Howardena Pindell’s “‘Till Brinam Wood Removes to Dunsinane’ (Macbeth, Act 5, Scene 3)” (1991) effectively draws the audience’s attention, first focusing their eyes on the yellow center where the large text “Have A Nice Day” starkly contrasts with the smaller words “propaganda,” “death” and “double standards” surrounding it. Throughout the work, Pindell uses the same technique of eye-catching contrasts. In the black background, bright, blood-red handprints break up the blackness and draw the public’s eye to certain words neighboring them. Phrases like “Full Air Explosives,” painted in red, appear next to words like “Silence,” written completely in white. Here, a word with loud and destructive connotations appears next to “Silence,” the result of destruction, implying a lack of life. 
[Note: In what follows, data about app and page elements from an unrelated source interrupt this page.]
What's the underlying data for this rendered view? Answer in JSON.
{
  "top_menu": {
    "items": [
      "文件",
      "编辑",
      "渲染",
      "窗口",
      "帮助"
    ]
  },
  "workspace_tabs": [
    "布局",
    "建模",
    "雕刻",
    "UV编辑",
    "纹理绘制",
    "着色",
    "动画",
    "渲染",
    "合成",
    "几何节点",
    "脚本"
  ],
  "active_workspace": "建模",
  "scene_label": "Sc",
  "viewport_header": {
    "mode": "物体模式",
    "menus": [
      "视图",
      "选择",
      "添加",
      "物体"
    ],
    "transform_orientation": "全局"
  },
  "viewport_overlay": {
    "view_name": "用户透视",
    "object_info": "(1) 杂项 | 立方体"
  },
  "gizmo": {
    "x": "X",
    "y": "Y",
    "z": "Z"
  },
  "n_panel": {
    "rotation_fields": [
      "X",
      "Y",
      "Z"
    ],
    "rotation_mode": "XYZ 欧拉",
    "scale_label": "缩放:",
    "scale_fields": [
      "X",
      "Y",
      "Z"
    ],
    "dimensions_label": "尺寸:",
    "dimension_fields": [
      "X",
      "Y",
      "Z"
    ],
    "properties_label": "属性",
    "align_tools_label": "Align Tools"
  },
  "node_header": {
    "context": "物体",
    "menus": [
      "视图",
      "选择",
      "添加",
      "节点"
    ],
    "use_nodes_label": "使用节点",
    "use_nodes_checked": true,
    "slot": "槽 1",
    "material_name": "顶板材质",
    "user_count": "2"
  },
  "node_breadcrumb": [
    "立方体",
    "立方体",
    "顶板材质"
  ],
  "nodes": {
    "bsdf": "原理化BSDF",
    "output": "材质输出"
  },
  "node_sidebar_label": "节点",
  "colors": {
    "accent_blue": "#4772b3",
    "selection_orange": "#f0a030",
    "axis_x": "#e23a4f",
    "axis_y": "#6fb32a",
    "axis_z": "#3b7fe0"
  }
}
     Pindell layers the contrast not only in her choice of colors but also in their specific placement. Though the words and phrases are individual, they each relate to ones close by. There are no full sentences, but the manner in which she formats her art causes the viewer to read the words consecutively so that, in a way, a narrative forms. As your eyes follow the circular outline away from “Silence” and “Explosive,” you see “Mass Murder” and “Media Spectacle” but then you are immediately drawn to “orphans” next to a read handprint and the white stripes behind “patriarchal genocide.” Each word is specifically chosen for its potential shock value and ability to create powerful images in your mind. Her expert use of contrasts holds your attention as even more words appear out of the blackness to catch your eye. Since no one shares the same image and word association, the experience is very individual as we connect the words and phrases into our own story. This is why “‘Till Brinam Wood Removes to Dunsinane’ (Macbeth, Act 5, Scene 3)” is so fantastic; Pindell knows how to target each person’s sensibilities.